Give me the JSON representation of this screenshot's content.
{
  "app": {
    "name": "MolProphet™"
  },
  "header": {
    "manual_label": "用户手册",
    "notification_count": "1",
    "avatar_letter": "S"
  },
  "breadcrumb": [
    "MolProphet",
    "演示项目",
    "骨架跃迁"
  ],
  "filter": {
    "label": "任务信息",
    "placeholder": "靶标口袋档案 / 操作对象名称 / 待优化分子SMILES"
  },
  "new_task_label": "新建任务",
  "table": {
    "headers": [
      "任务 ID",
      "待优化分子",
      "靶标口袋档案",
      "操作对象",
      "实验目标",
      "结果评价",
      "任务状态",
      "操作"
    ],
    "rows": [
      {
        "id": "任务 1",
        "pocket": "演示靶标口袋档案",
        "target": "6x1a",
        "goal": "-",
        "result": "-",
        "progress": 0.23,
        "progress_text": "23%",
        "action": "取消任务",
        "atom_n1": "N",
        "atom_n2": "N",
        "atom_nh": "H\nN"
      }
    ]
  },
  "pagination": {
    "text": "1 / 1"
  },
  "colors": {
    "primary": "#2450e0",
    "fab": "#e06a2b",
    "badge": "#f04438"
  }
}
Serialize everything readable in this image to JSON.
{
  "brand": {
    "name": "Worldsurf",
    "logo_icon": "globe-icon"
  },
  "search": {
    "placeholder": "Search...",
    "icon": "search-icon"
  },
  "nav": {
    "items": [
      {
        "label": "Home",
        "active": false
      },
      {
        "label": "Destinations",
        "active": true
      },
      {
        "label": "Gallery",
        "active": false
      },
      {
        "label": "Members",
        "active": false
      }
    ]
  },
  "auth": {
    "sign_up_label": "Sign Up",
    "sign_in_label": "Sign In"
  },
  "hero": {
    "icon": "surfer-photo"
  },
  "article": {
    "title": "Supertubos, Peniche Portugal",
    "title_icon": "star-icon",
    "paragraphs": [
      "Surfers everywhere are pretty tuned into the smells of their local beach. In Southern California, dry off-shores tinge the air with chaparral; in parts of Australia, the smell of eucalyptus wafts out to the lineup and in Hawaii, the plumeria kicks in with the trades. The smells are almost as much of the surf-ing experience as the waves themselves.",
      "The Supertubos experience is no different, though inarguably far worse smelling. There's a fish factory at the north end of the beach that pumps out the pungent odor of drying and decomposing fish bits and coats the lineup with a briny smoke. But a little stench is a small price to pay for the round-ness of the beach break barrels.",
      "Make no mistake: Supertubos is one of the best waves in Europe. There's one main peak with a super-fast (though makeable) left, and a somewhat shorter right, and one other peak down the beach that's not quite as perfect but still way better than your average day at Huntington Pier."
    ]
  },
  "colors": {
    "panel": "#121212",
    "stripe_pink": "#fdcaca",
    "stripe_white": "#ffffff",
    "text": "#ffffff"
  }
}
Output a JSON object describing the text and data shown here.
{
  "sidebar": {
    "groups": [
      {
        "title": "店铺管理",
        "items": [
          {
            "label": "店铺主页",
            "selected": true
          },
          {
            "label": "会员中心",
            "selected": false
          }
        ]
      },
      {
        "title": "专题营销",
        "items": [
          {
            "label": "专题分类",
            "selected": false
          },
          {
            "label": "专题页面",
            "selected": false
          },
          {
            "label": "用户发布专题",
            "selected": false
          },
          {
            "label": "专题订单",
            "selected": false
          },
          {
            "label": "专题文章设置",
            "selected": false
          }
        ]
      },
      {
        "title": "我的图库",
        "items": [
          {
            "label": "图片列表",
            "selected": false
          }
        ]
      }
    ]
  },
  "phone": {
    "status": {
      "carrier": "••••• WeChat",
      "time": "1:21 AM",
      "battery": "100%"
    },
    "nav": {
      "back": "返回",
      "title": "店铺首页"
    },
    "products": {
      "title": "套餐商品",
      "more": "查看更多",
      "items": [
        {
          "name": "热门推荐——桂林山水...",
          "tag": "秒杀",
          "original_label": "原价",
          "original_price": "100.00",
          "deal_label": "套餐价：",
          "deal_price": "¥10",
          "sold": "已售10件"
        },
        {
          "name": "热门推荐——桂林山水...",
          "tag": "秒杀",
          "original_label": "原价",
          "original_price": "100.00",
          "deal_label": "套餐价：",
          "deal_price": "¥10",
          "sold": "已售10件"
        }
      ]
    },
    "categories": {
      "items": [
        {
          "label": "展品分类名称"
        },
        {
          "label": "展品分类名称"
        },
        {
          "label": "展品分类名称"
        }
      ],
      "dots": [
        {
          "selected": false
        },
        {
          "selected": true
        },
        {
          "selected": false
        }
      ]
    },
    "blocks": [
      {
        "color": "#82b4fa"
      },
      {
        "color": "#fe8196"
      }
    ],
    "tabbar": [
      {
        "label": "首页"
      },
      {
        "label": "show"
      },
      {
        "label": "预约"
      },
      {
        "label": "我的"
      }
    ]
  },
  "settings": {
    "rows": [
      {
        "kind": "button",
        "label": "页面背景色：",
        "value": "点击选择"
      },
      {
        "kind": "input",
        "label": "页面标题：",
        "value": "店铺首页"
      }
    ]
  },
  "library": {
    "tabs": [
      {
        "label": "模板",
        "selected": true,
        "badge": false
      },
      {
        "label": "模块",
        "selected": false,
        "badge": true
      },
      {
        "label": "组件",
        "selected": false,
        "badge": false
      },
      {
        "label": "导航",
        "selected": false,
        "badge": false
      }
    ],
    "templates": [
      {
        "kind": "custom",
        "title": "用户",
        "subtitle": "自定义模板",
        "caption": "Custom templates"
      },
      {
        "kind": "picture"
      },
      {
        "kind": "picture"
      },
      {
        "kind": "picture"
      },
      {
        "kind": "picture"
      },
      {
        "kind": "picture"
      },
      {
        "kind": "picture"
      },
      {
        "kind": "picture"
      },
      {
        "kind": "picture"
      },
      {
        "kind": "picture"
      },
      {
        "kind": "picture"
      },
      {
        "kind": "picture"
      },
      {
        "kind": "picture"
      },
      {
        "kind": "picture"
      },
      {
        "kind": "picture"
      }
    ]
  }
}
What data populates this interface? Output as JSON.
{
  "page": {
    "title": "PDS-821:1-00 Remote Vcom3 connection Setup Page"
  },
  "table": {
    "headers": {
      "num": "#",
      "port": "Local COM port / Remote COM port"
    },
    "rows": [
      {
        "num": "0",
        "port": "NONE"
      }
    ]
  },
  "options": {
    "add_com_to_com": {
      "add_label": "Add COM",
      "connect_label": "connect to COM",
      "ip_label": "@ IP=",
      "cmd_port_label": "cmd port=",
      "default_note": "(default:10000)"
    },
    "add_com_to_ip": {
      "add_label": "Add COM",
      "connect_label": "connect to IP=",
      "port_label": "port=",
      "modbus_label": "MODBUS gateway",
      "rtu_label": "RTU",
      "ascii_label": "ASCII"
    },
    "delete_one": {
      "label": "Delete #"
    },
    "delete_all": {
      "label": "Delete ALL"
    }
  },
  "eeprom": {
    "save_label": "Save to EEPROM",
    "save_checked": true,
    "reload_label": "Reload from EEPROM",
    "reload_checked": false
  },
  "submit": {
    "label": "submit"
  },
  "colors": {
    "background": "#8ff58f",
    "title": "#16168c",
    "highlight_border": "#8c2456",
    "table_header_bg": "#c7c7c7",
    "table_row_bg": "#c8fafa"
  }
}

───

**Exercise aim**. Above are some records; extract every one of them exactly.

**Output of the task**.
Give me the JSON representation of this screenshot's content.
{
  "app": {
    "name": "MolProphet™"
  },
  "header": {
    "manual_label": "用户手册",
    "notification_count": "1",
    "avatar_letter": "S"
  },
  "breadcrumb": [
    "MolProphet",
    "演示项目",
    "骨架跃迁"
  ],
  "filter": {
    "label": "任务信息",
    "placeholder": "靶标口袋档案 / 操作对象名称 / 待优化分子SMILES"
  },
  "new_task_label": "新建任务",
  "table": {
    "headers": [
      "任务 ID",
      "待优化分子",
      "靶标口袋档案",
      "操作对象",
      "实验目标",
      "结果评价",
      "任务状态",
      "操作"
    ],
    "rows": [
      {
        "id": "任务 1",
        "pocket": "演示靶标口袋档案",
        "target": "6x1a",
        "goal": "-",
        "result": "-",
        "progress": 0.23,
        "progress_text": "23%",
        "action": "取消任务",
        "atom_n1": "N",
        "atom_n2": "N",
        "atom_nh": "H\nN"
      }
    ]
  },
  "pagination": {
    "text": "1 / 1"
  },
  "colors": {
    "primary": "#2450e0",
    "fab": "#e06a2b",
    "badge": "#f04438"
  }
}
Serialize everything readable in this image to JSON.
{
  "brand": {
    "name": "Worldsurf",
    "logo_icon": "globe-icon"
  },
  "search": {
    "placeholder": "Search...",
    "icon": "search-icon"
  },
  "nav": {
    "items": [
      {
        "label": "Home",
        "active": false
      },
      {
        "label": "Destinations",
        "active": true
      },
      {
        "label": "Gallery",
        "active": false
      },
      {
        "label": "Members",
        "active": false
      }
    ]
  },
  "auth": {
    "sign_up_label": "Sign Up",
    "sign_in_label": "Sign In"
  },
  "hero": {
    "icon": "surfer-photo"
  },
  "article": {
    "title": "Supertubos, Peniche Portugal",
    "title_icon": "star-icon",
    "paragraphs": [
      "Surfers everywhere are pretty tuned into the smells of their local beach. In Southern California, dry off-shores tinge the air with chaparral; in parts of Australia, the smell of eucalyptus wafts out to the lineup and in Hawaii, the plumeria kicks in with the trades. The smells are almost as much of the surf-ing experience as the waves themselves.",
      "The Supertubos experience is no different, though inarguably far worse smelling. There's a fish factory at the north end of the beach that pumps out the pungent odor of drying and decomposing fish bits and coats the lineup with a briny smoke. But a little stench is a small price to pay for the round-ness of the beach break barrels.",
      "Make no mistake: Supertubos is one of the best waves in Europe. There's one main peak with a super-fast (though makeable) left, and a somewhat shorter right, and one other peak down the beach that's not quite as perfect but still way better than your average day at Huntington Pier."
    ]
  },
  "colors": {
    "panel": "#121212",
    "stripe_pink": "#fdcaca",
    "stripe_white": "#ffffff",
    "text": "#ffffff"
  }
}
Output a JSON object describing the text and data shown here.
{
  "sidebar": {
    "groups": [
      {
        "title": "店铺管理",
        "items": [
          {
            "label": "店铺主页",
            "selected": true
          },
          {
            "label": "会员中心",
            "selected": false
          }
        ]
      },
      {
        "title": "专题营销",
        "items": [
          {
            "label": "专题分类",
            "selected": false
          },
          {
            "label": "专题页面",
            "selected": false
          },
          {
            "label": "用户发布专题",
            "selected": false
          },
          {
            "label": "专题订单",
            "selected": false
          },
          {
            "label": "专题文章设置",
            "selected": false
          }
        ]
      },
      {
        "title": "我的图库",
        "items": [
          {
            "label": "图片列表",
            "selected": false
          }
        ]
      }
    ]
  },
  "phone": {
    "status": {
      "carrier": "••••• WeChat",
      "time": "1:21 AM",
      "battery": "100%"
    },
    "nav": {
      "back": "返回",
      "title": "店铺首页"
    },
    "products": {
      "title": "套餐商品",
      "more": "查看更多",
      "items": [
        {
          "name": "热门推荐——桂林山水...",
          "tag": "秒杀",
          "original_label": "原价",
          "original_price": "100.00",
          "deal_label": "套餐价：",
          "deal_price": "¥10",
          "sold": "已售10件"
        },
        {
          "name": "热门推荐——桂林山水...",
          "tag": "秒杀",
          "original_label": "原价",
          "original_price": "100.00",
          "deal_label": "套餐价：",
          "deal_price": "¥10",
          "sold": "已售10件"
        }
      ]
    },
    "categories": {
      "items": [
        {
          "label": "展品分类名称"
        },
        {
          "label": "展品分类名称"
        },
        {
          "label": "展品分类名称"
        }
      ],
      "dots": [
        {
          "selected": false
        },
        {
          "selected": true
        },
        {
          "selected": false
        }
      ]
    },
    "blocks": [
      {
        "color": "#82b4fa"
      },
      {
        "color": "#fe8196"
      }
    ],
    "tabbar": [
      {
        "label": "首页"
      },
      {
        "label": "show"
      },
      {
        "label": "预约"
      },
      {
        "label": "我的"
      }
    ]
  },
  "settings": {
    "rows": [
      {
        "kind": "button",
        "label": "页面背景色：",
        "value": "点击选择"
      },
      {
        "kind": "input",
        "label": "页面标题：",
        "value": "店铺首页"
      }
    ]
  },
  "library": {
    "tabs": [
      {
        "label": "模板",
        "selected": true,
        "badge": false
      },
      {
        "label": "模块",
        "selected": false,
        "badge": true
      },
      {
        "label": "组件",
        "selected": false,
        "badge": false
      },
      {
        "label": "导航",
        "selected": false,
        "badge": false
      }
    ],
    "templates": [
      {
        "kind": "custom",
        "title": "用户",
        "subtitle": "自定义模板",
        "caption": "Custom templates"
      },
      {
        "kind": "picture"
      },
      {
        "kind": "picture"
      },
      {
        "kind": "picture"
      },
      {
        "kind": "picture"
      },
      {
        "kind": "picture"
      },
      {
        "kind": "picture"
      },
      {
        "kind": "picture"
      },
      {
        "kind": "picture"
      },
      {
        "kind": "picture"
      },
      {
        "kind": "picture"
      },
      {
        "kind": "picture"
      },
      {
        "kind": "picture"
      },
      {
        "kind": "picture"
      },
      {
        "kind": "picture"
      }
    ]
  }
}
What data populates this interface? Output as JSON.
{
  "page": {
    "title": "PDS-821:1-00 Remote Vcom3 connection Setup Page"
  },
  "table": {
    "headers": {
      "num": "#",
      "port": "Local COM port / Remote COM port"
    },
    "rows": [
      {
        "num": "0",
        "port": "NONE"
      }
    ]
  },
  "options": {
    "add_com_to_com": {
      "add_label": "Add COM",
      "connect_label": "connect to COM",
      "ip_label": "@ IP=",
      "cmd_port_label": "cmd port=",
      "default_note": "(default:10000)"
    },
    "add_com_to_ip": {
      "add_label": "Add COM",
      "connect_label": "connect to IP=",
      "port_label": "port=",
      "modbus_label": "MODBUS gateway",
      "rtu_label": "RTU",
      "ascii_label": "ASCII"
    },
    "delete_one": {
      "label": "Delete #"
    },
    "delete_all": {
      "label": "Delete ALL"
    }
  },
  "eeprom": {
    "save_label": "Save to EEPROM",
    "save_checked": true,
    "reload_label": "Reload from EEPROM",
    "reload_checked": false
  },
  "submit": {
    "label": "submit"
  },
  "colors": {
    "background": "#8ff58f",
    "title": "#16168c",
    "highlight_border": "#8c2456",
    "table_header_bg": "#c7c7c7",
    "table_row_bg": "#c8fafa"
  }
}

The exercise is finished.